**EXERCISE GOAL**:
Write out all records as given; omit images.

**DATA TO PROCESS**:
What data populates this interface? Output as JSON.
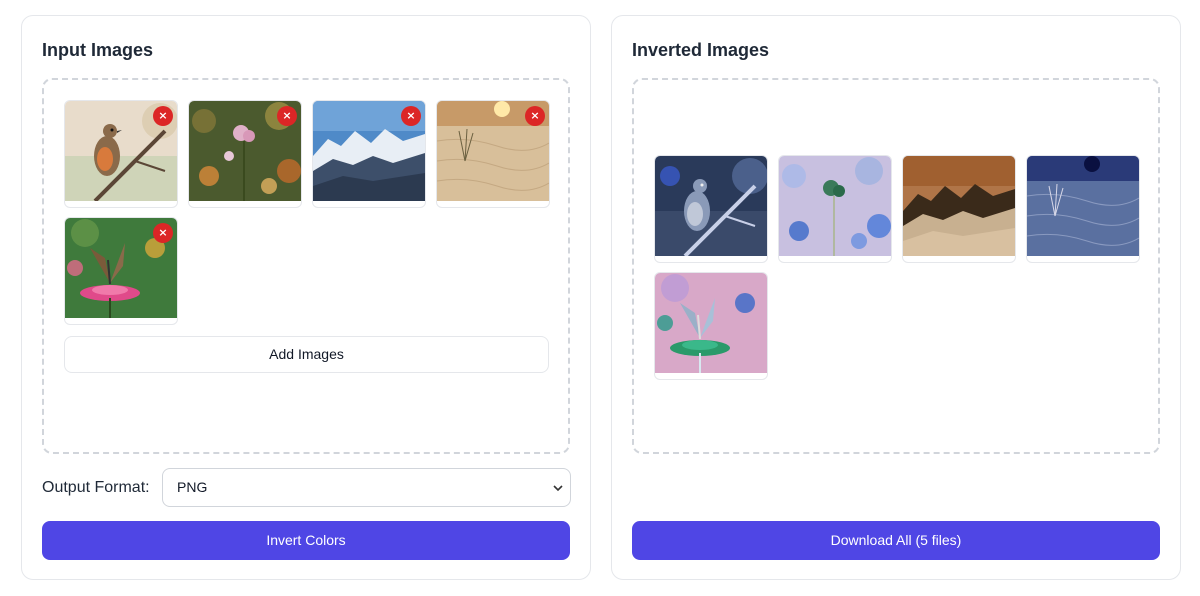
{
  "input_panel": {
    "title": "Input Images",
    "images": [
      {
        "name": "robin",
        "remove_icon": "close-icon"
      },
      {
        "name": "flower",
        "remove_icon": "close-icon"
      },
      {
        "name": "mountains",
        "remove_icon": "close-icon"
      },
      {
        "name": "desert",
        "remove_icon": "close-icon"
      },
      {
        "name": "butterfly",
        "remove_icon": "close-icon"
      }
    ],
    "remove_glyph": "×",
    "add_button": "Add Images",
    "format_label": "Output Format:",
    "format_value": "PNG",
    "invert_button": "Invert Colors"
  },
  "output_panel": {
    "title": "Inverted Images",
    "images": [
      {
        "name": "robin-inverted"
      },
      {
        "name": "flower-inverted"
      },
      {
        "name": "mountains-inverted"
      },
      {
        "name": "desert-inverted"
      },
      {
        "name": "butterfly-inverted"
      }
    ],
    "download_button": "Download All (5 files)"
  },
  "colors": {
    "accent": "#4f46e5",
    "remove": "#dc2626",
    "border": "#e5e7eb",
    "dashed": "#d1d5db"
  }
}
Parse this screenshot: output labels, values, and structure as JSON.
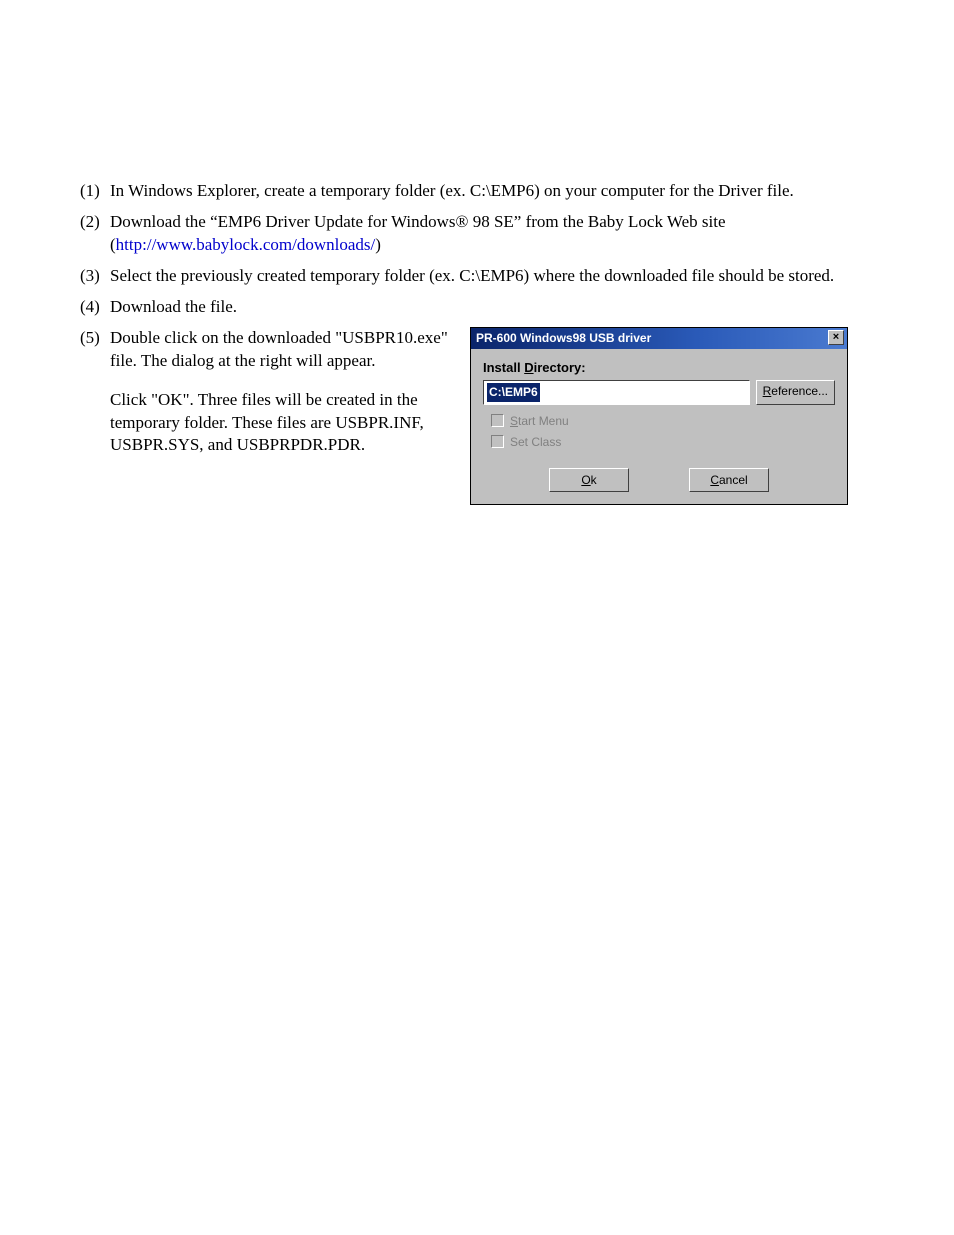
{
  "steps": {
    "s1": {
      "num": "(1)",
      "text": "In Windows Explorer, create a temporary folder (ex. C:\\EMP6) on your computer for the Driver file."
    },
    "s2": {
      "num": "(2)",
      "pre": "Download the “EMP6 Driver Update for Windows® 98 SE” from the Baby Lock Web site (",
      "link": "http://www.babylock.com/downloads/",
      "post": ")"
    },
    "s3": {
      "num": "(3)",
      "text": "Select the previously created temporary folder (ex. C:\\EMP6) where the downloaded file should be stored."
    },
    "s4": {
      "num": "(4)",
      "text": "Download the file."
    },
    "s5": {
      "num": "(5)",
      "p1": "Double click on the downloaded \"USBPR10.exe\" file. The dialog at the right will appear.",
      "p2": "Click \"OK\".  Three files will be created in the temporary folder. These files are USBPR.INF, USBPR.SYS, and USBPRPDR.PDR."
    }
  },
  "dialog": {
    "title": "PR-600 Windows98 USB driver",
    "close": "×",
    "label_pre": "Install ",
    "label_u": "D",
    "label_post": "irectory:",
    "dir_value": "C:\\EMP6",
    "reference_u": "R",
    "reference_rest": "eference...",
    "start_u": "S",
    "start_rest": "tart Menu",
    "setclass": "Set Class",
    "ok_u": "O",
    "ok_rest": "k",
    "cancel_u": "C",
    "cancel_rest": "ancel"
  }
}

**RESULT**:
What data populates this interface? Output as JSON.
{
  "input_panel": {
    "title": "Input Images",
    "images": [
      {
        "name": "robin",
        "remove_icon": "close-icon"
      },
      {
        "name": "flower",
        "remove_icon": "close-icon"
      },
      {
        "name": "mountains",
        "remove_icon": "close-icon"
      },
      {
        "name": "desert",
        "remove_icon": "close-icon"
      },
      {
        "name": "butterfly",
        "remove_icon": "close-icon"
      }
    ],
    "remove_glyph": "×",
    "add_button": "Add Images",
    "format_label": "Output Format:",
    "format_value": "PNG",
    "invert_button": "Invert Colors"
  },
  "output_panel": {
    "title": "Inverted Images",
    "images": [
      {
        "name": "robin-inverted"
      },
      {
        "name": "flower-inverted"
      },
      {
        "name": "mountains-inverted"
      },
      {
        "name": "desert-inverted"
      },
      {
        "name": "butterfly-inverted"
      }
    ],
    "download_button": "Download All (5 files)"
  },
  "colors": {
    "accent": "#4f46e5",
    "remove": "#dc2626",
    "border": "#e5e7eb",
    "dashed": "#d1d5db"
  }
}
Parse this screenshot: output labels, values, and structure as JSON.
{
  "steps": {
    "s1": {
      "num": "(1)",
      "text": "In Windows Explorer, create a temporary folder (ex. C:\\EMP6) on your computer for the Driver file."
    },
    "s2": {
      "num": "(2)",
      "pre": "Download the “EMP6 Driver Update for Windows® 98 SE” from the Baby Lock Web site (",
      "link": "http://www.babylock.com/downloads/",
      "post": ")"
    },
    "s3": {
      "num": "(3)",
      "text": "Select the previously created temporary folder (ex. C:\\EMP6) where the downloaded file should be stored."
    },
    "s4": {
      "num": "(4)",
      "text": "Download the file."
    },
    "s5": {
      "num": "(5)",
      "p1": "Double click on the downloaded \"USBPR10.exe\" file. The dialog at the right will appear.",
      "p2": "Click \"OK\".  Three files will be created in the temporary folder. These files are USBPR.INF, USBPR.SYS, and USBPRPDR.PDR."
    }
  },
  "dialog": {
    "title": "PR-600 Windows98 USB driver",
    "close": "×",
    "label_pre": "Install ",
    "label_u": "D",
    "label_post": "irectory:",
    "dir_value": "C:\\EMP6",
    "reference_u": "R",
    "reference_rest": "eference...",
    "start_u": "S",
    "start_rest": "tart Menu",
    "setclass": "Set Class",
    "ok_u": "O",
    "ok_rest": "k",
    "cancel_u": "C",
    "cancel_rest": "ancel"
  }
}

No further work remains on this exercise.